[Element data from apps and pages]
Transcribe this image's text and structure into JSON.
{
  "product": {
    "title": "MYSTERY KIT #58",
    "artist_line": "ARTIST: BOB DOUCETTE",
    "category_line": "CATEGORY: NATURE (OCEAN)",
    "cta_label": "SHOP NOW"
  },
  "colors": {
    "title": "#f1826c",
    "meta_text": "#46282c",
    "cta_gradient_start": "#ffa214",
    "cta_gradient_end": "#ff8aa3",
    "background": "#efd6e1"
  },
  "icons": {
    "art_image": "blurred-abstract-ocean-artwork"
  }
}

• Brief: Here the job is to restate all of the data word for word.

• Answer:
Transcribe this image's text and structure into JSON.
{
  "product": {
    "title": "MYSTERY KIT #58",
    "artist_line": "ARTIST: BOB DOUCETTE",
    "category_line": "CATEGORY: NATURE (OCEAN)",
    "cta_label": "SHOP NOW"
  },
  "colors": {
    "title": "#f1826c",
    "meta_text": "#46282c",
    "cta_gradient_start": "#ffa214",
    "cta_gradient_end": "#ff8aa3",
    "background": "#efd6e1"
  },
  "icons": {
    "art_image": "blurred-abstract-ocean-artwork"
  }
}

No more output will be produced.